So I’m fine about the proposal that we shouldn’t go out on a limb in terms of overall taxation levels, but wonder what this article suggests about Kennedy and Cable’s appetite for how radically we are to shift the burden of taxation within those constraints.

A final point, but if you are going to indulge in silly fairytale analogies, get your facts straight. The “medium-sized” bear in the tale was Mummy Bear and she was the one who liked her porridge cold. So when Kennedy talks of making us one of two “medium-sized” bears, he’s actually talking about making us a tax cutting party!

(no more posts about children’s stories for a while – promise!)

Leave those kids alone!

A couple of months ago I came across “Help! Mom! There are liberals under my bed!” This book seeks to explain to children in simple terms why liberals are evil wicked people who want to steal all your money, and features thinly veiled caricatures of Ted Kennedy and Hillary Clinton.

I liked to think that this was just another example of quite how bonkers the American Right has become. Unfortunately, it would appear that elements of the US Left are dedicated to doing the same thing. “Why Mommy Is A Democrat” is presumably not a joke, but nevertheless hard to take seriously. It appears to be aimed at the under-4s and is full of blandishments like “Democrats make sure we are always safe, just like Mommy does” (cue picture of elephant – symbol of the Republicans. Subtle, eh?) and features creatures that I think are meant to look like squirrels but with their mad starey eyes they look like the recent recruits to a new religious movement on acid.

What does this achieve exactly? It is the sort of thing that makes me uncomfortable about organised religion with all that “Give me a child until he is seven, and I will give you the man” guff. It is why I get so irritated with people who persist in joining their children up to the Lib Dems at birth.

Liberalism at its most basic is rationality and non-conformism: denying children the opportunity to make up their own minds is the very opposite of what we stand for. It’s what the Other Side do. Indeed, this book seems to have more in common with the worst excesses of Fabian-style socialism and as such seems to live up to the very caricature that “Help! Mom!” is portraying.

The author, Jeremy Zilber, signs of his website biography with this:
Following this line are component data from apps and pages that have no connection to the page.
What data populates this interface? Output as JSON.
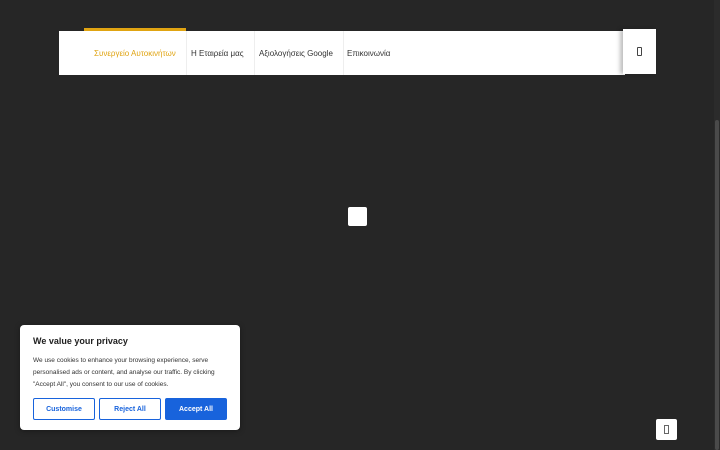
{
  "nav": {
    "items": [
      {
        "label": "Συνεργείο Αυτοκινήτων",
        "active": true
      },
      {
        "label": "Η Εταιρεία μας",
        "active": false
      },
      {
        "label": "Αξιολογήσεις Google",
        "active": false
      },
      {
        "label": "Επικοινωνία",
        "active": false
      }
    ],
    "menu_icon": "menu-icon"
  },
  "cookie": {
    "title": "We value your privacy",
    "body": "We use cookies to enhance your browsing experience, serve personalised ads or content, and analyse our traffic. By clicking \"Accept All\", you consent to our use of cookies.",
    "customise_label": "Customise",
    "reject_label": "Reject All",
    "accept_label": "Accept All"
  },
  "colors": {
    "accent": "#e0a412",
    "cookie_button": "#1863dc",
    "background": "#262626"
  }
}
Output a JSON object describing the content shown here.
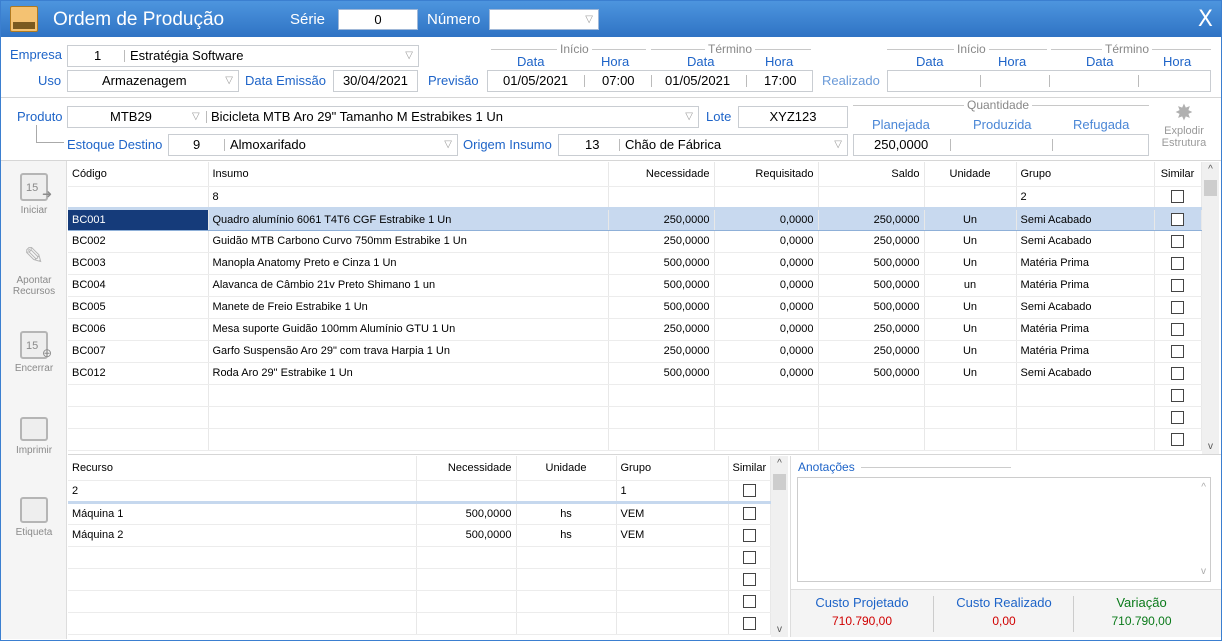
{
  "title": {
    "app": "Ordem de Produção",
    "serie_label": "Série",
    "serie_value": "0",
    "numero_label": "Número",
    "numero_value": "",
    "close": "X"
  },
  "header": {
    "empresa_label": "Empresa",
    "empresa_code": "1",
    "empresa_name": "Estratégia Software",
    "uso_label": "Uso",
    "uso_value": "Armazenagem",
    "data_emissao_label": "Data Emissão",
    "data_emissao": "30/04/2021",
    "previsao_label": "Previsão",
    "inicio_label": "Início",
    "termino_label": "Término",
    "data_label": "Data",
    "hora_label": "Hora",
    "prev_inicio_data": "01/05/2021",
    "prev_inicio_hora": "07:00",
    "prev_termino_data": "01/05/2021",
    "prev_termino_hora": "17:00",
    "realizado_label": "Realizado"
  },
  "produto": {
    "produto_label": "Produto",
    "produto_code": "MTB29",
    "produto_desc": "Bicicleta MTB Aro 29\" Tamanho M Estrabikes 1 Un",
    "lote_label": "Lote",
    "lote_value": "XYZ123",
    "estoque_label": "Estoque Destino",
    "estoque_code": "9",
    "estoque_name": "Almoxarifado",
    "origem_label": "Origem Insumo",
    "origem_code": "13",
    "origem_name": "Chão de Fábrica",
    "quantidade_label": "Quantidade",
    "planejada_label": "Planejada",
    "produzida_label": "Produzida",
    "refugada_label": "Refugada",
    "planejada_value": "250,0000",
    "explodir_label": "Explodir",
    "explodir_label2": "Estrutura"
  },
  "sidebar": {
    "iniciar": "Iniciar",
    "apontar1": "Apontar",
    "apontar2": "Recursos",
    "encerrar": "Encerrar",
    "imprimir": "Imprimir",
    "etiqueta": "Etiqueta",
    "cal_num": "15"
  },
  "insumos": {
    "columns": [
      "Código",
      "Insumo",
      "Necessidade",
      "Requisitado",
      "Saldo",
      "Unidade",
      "Grupo",
      "Similar"
    ],
    "filter": {
      "insumo": "8",
      "grupo": "2"
    },
    "rows": [
      [
        "BC001",
        "Quadro alumínio 6061 T4T6 CGF Estrabike 1 Un",
        "250,0000",
        "0,0000",
        "250,0000",
        "Un",
        "Semi Acabado"
      ],
      [
        "BC002",
        "Guidão MTB Carbono Curvo 750mm Estrabike 1 Un",
        "250,0000",
        "0,0000",
        "250,0000",
        "Un",
        "Semi Acabado"
      ],
      [
        "BC003",
        "Manopla Anatomy Preto e Cinza 1 Un",
        "500,0000",
        "0,0000",
        "500,0000",
        "Un",
        "Matéria Prima"
      ],
      [
        "BC004",
        "Alavanca de Câmbio 21v Preto Shimano 1 un",
        "500,0000",
        "0,0000",
        "500,0000",
        "un",
        "Matéria Prima"
      ],
      [
        "BC005",
        "Manete de Freio Estrabike 1 Un",
        "500,0000",
        "0,0000",
        "500,0000",
        "Un",
        "Semi Acabado"
      ],
      [
        "BC006",
        "Mesa suporte Guidão 100mm Alumínio GTU 1 Un",
        "250,0000",
        "0,0000",
        "250,0000",
        "Un",
        "Matéria Prima"
      ],
      [
        "BC007",
        "Garfo Suspensão Aro 29\" com trava Harpia 1 Un",
        "250,0000",
        "0,0000",
        "250,0000",
        "Un",
        "Matéria Prima"
      ],
      [
        "BC012",
        "Roda Aro 29\" Estrabike 1 Un",
        "500,0000",
        "0,0000",
        "500,0000",
        "Un",
        "Semi Acabado"
      ]
    ]
  },
  "recursos": {
    "columns": [
      "Recurso",
      "Necessidade",
      "Unidade",
      "Grupo",
      "Similar"
    ],
    "filter": {
      "recurso": "2",
      "grupo": "1"
    },
    "rows": [
      [
        "Máquina 1",
        "500,0000",
        "hs",
        "VEM"
      ],
      [
        "Máquina 2",
        "500,0000",
        "hs",
        "VEM"
      ]
    ]
  },
  "anotacoes": {
    "label": "Anotações"
  },
  "custos": {
    "projetado_label": "Custo Projetado",
    "projetado": "710.790,00",
    "realizado_label": "Custo Realizado",
    "realizado": "0,00",
    "variacao_label": "Variação",
    "variacao": "710.790,00",
    "red": "#d00000",
    "green": "#0a7a1a"
  }
}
I currently live in Madison, Wisconsin, with my partner Julia, her daughter Isabella (age six), and our cat Zachary — all lifelong Democrats.

Poor kid will probably be scarred for life! Here’s hoping this trend doesn’t continue.